Kick off season's festivities with a cookie exchange
By FIONA SOLTES
Ah, just imagine it: A friend on your doorstep holding six dozen homemade holiday cookies.
Happens all the time to Robin Olson of Gaithersburg, Md. But don't think she doesn't work for it.
Every year since 1989 with the exception of one, when she had a newborn Olson has played host for a holiday ''cookie exchange'' at her home. She invites a bunch of people, has them bake six dozen cookies each, and when everyone gets together, places them on a dining room table and lets each guest pick what they want. (She bakes and participates as well.) Now, doesn't that sound tasty?
Olson believes the event could be fun for anyone but through years of trial and tribulation, she's learned a thing or two. So if you decide to have your own, take heed:
Send out invitations at least a month in advance. Over-invite, because not everyone will show up, and have people RSVP with the kind of cookie they're bringing to avoid duplicates.
Tell people to make their cookies at least three days in advance so they can dry out, which makes them easier to transport. It also will help avoid last-minute cancellations because the cookies haven't been done.
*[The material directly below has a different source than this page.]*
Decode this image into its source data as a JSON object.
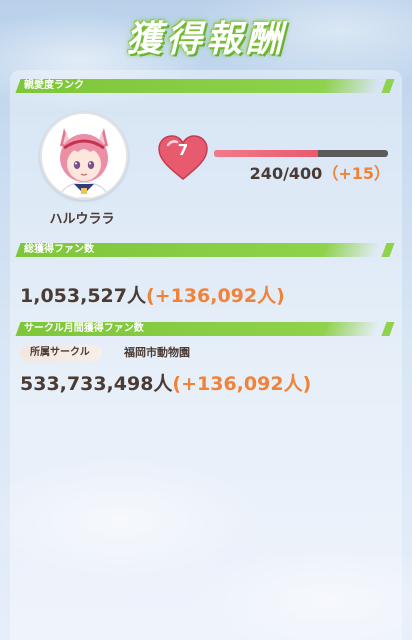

Set out hors d'oeuvres to eat during the party, not plates of cookies.
After the cookies are displayed, have each guest talk about what she brought. Then have the group travel in a line around the table, taking a few cookies from each plate as they go. Make sure everyone brings an empty container for filling.
Olson makes it a women-only party, with no kids. Sunday afternoons often work best, she said, when dads can stay home with the kids and watch football.
Remember, some people will put a lot of time into baking and it's not fair if they come home with easier no-bake cookies, bars or meringues. For that reason, the main ingredient of all cookies must be flour because it has to be baked. Chocolate chip cookies are not allowed, either. Think Christmas!
The tastiest cookies are usually the ones someone else made.